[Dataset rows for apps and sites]
··········

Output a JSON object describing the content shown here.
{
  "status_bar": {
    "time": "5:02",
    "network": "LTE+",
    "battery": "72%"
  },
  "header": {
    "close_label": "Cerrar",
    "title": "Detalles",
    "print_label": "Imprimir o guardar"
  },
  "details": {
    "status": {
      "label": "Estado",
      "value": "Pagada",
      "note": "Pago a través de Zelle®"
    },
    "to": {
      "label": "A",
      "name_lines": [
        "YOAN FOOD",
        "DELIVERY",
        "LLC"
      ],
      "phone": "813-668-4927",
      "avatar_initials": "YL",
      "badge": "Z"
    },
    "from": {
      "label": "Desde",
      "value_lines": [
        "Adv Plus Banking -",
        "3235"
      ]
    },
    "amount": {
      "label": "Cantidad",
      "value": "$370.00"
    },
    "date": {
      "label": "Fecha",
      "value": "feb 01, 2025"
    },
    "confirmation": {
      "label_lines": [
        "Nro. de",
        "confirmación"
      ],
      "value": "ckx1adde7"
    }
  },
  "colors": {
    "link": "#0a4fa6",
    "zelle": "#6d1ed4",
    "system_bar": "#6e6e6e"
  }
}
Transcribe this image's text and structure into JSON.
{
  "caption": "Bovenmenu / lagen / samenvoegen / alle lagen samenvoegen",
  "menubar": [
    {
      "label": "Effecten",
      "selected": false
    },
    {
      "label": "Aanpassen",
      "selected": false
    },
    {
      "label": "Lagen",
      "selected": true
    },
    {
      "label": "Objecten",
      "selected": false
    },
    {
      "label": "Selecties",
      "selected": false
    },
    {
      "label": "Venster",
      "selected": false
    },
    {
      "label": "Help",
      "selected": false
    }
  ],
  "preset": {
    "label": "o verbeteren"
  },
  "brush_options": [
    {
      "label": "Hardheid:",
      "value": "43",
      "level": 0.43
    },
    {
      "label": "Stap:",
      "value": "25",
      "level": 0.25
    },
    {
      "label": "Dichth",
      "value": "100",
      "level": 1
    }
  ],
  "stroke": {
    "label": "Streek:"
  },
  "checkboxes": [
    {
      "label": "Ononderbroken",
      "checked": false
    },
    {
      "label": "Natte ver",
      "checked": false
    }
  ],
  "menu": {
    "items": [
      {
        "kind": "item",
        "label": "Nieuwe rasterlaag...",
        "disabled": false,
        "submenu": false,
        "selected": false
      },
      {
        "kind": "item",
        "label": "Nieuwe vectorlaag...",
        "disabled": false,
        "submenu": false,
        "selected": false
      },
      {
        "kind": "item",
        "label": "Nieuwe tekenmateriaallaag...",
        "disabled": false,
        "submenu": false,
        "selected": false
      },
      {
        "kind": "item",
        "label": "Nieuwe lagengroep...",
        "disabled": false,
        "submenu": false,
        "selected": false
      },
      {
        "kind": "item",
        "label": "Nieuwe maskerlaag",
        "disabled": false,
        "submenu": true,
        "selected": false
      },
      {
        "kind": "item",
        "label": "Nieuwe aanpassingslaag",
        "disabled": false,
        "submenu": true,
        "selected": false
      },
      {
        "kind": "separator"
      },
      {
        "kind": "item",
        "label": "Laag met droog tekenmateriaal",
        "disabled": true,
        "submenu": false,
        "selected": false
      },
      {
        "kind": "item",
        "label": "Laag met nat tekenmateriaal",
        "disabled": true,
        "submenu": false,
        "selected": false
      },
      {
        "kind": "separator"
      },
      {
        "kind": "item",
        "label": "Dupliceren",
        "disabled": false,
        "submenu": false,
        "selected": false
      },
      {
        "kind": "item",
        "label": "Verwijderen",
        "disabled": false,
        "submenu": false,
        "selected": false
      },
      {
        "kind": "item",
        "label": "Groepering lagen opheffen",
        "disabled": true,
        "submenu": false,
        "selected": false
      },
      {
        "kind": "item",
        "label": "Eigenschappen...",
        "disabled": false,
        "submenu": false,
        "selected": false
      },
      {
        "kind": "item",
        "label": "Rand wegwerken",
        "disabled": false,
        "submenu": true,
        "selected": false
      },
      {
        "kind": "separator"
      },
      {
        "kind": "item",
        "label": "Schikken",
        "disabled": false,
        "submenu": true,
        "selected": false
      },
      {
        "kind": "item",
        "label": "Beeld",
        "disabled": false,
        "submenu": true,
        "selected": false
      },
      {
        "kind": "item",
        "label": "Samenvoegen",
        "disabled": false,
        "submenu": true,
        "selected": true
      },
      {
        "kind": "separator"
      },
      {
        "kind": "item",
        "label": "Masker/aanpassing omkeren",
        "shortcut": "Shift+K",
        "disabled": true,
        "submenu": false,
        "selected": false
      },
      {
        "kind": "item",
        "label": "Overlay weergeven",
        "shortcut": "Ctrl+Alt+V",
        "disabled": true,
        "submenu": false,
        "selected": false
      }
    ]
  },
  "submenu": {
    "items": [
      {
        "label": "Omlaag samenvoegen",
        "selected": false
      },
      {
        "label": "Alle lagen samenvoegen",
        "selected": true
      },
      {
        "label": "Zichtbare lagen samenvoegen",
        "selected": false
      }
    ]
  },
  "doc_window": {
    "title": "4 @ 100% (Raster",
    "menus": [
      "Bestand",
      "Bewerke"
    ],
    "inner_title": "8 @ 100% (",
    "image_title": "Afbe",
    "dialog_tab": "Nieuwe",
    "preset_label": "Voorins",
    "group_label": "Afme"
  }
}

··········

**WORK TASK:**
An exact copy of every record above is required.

**ANSWER TO THIS PROBLEM:**
Output a JSON object describing the content shown here.
{
  "status_bar": {
    "time": "5:02",
    "network": "LTE+",
    "battery": "72%"
  },
  "header": {
    "close_label": "Cerrar",
    "title": "Detalles",
    "print_label": "Imprimir o guardar"
  },
  "details": {
    "status": {
      "label": "Estado",
      "value": "Pagada",
      "note": "Pago a través de Zelle®"
    },
    "to": {
      "label": "A",
      "name_lines": [
        "YOAN FOOD",
        "DELIVERY",
        "LLC"
      ],
      "phone": "813-668-4927",
      "avatar_initials": "YL",
      "badge": "Z"
    },
    "from": {
      "label": "Desde",
      "value_lines": [
        "Adv Plus Banking -",
        "3235"
      ]
    },
    "amount": {
      "label": "Cantidad",
      "value": "$370.00"
    },
    "date": {
      "label": "Fecha",
      "value": "feb 01, 2025"
    },
    "confirmation": {
      "label_lines": [
        "Nro. de",
        "confirmación"
      ],
      "value": "ckx1adde7"
    }
  },
  "colors": {
    "link": "#0a4fa6",
    "zelle": "#6d1ed4",
    "system_bar": "#6e6e6e"
  }
}
Transcribe this image's text and structure into JSON.
{
  "caption": "Bovenmenu / lagen / samenvoegen / alle lagen samenvoegen",
  "menubar": [
    {
      "label": "Effecten",
      "selected": false
    },
    {
      "label": "Aanpassen",
      "selected": false
    },
    {
      "label": "Lagen",
      "selected": true
    },
    {
      "label": "Objecten",
      "selected": false
    },
    {
      "label": "Selecties",
      "selected": false
    },
    {
      "label": "Venster",
      "selected": false
    },
    {
      "label": "Help",
      "selected": false
    }
  ],
  "preset": {
    "label": "o verbeteren"
  },
  "brush_options": [
    {
      "label": "Hardheid:",
      "value": "43",
      "level": 0.43
    },
    {
      "label": "Stap:",
      "value": "25",
      "level": 0.25
    },
    {
      "label": "Dichth",
      "value": "100",
      "level": 1
    }
  ],
  "stroke": {
    "label": "Streek:"
  },
  "checkboxes": [
    {
      "label": "Ononderbroken",
      "checked": false
    },
    {
      "label": "Natte ver",
      "checked": false
    }
  ],
  "menu": {
    "items": [
      {
        "kind": "item",
        "label": "Nieuwe rasterlaag...",
        "disabled": false,
        "submenu": false,
        "selected": false
      },
      {
        "kind": "item",
        "label": "Nieuwe vectorlaag...",
        "disabled": false,
        "submenu": false,
        "selected": false
      },
      {
        "kind": "item",
        "label": "Nieuwe tekenmateriaallaag...",
        "disabled": false,
        "submenu": false,
        "selected": false
      },
      {
        "kind": "item",
        "label": "Nieuwe lagengroep...",
        "disabled": false,
        "submenu": false,
        "selected": false
      },
      {
        "kind": "item",
        "label": "Nieuwe maskerlaag",
        "disabled": false,
        "submenu": true,
        "selected": false
      },
      {
        "kind": "item",
        "label": "Nieuwe aanpassingslaag",
        "disabled": false,
        "submenu": true,
        "selected": false
      },
      {
        "kind": "separator"
      },
      {
        "kind": "item",
        "label": "Laag met droog tekenmateriaal",
        "disabled": true,
        "submenu": false,
        "selected": false
      },
      {
        "kind": "item",
        "label": "Laag met nat tekenmateriaal",
        "disabled": true,
        "submenu": false,
        "selected": false
      },
      {
        "kind": "separator"
      },
      {
        "kind": "item",
        "label": "Dupliceren",
        "disabled": false,
        "submenu": false,
        "selected": false
      },
      {
        "kind": "item",
        "label": "Verwijderen",
        "disabled": false,
        "submenu": false,
        "selected": false
      },
      {
        "kind": "item",
        "label": "Groepering lagen opheffen",
        "disabled": true,
        "submenu": false,
        "selected": false
      },
      {
        "kind": "item",
        "label": "Eigenschappen...",
        "disabled": false,
        "submenu": false,
        "selected": false
      },
      {
        "kind": "item",
        "label": "Rand wegwerken",
        "disabled": false,
        "submenu": true,
        "selected": false
      },
      {
        "kind": "separator"
      },
      {
        "kind": "item",
        "label": "Schikken",
        "disabled": false,
        "submenu": true,
        "selected": false
      },
      {
        "kind": "item",
        "label": "Beeld",
        "disabled": false,
        "submenu": true,
        "selected": false
      },
      {
        "kind": "item",
        "label": "Samenvoegen",
        "disabled": false,
        "submenu": true,
        "selected": true
      },
      {
        "kind": "separator"
      },
      {
        "kind": "item",
        "label": "Masker/aanpassing omkeren",
        "shortcut": "Shift+K",
        "disabled": true,
        "submenu": false,
        "selected": false
      },
      {
        "kind": "item",
        "label": "Overlay weergeven",
        "shortcut": "Ctrl+Alt+V",
        "disabled": true,
        "submenu": false,
        "selected": false
      }
    ]
  },
  "submenu": {
    "items": [
      {
        "label": "Omlaag samenvoegen",
        "selected": false
      },
      {
        "label": "Alle lagen samenvoegen",
        "selected": true
      },
      {
        "label": "Zichtbare lagen samenvoegen",
        "selected": false
      }
    ]
  },
  "doc_window": {
    "title": "4 @ 100% (Raster",
    "menus": [
      "Bestand",
      "Bewerke"
    ],
    "inner_title": "8 @ 100% (",
    "image_title": "Afbe",
    "dialog_tab": "Nieuwe",
    "preset_label": "Voorins",
    "group_label": "Afme"
  }
}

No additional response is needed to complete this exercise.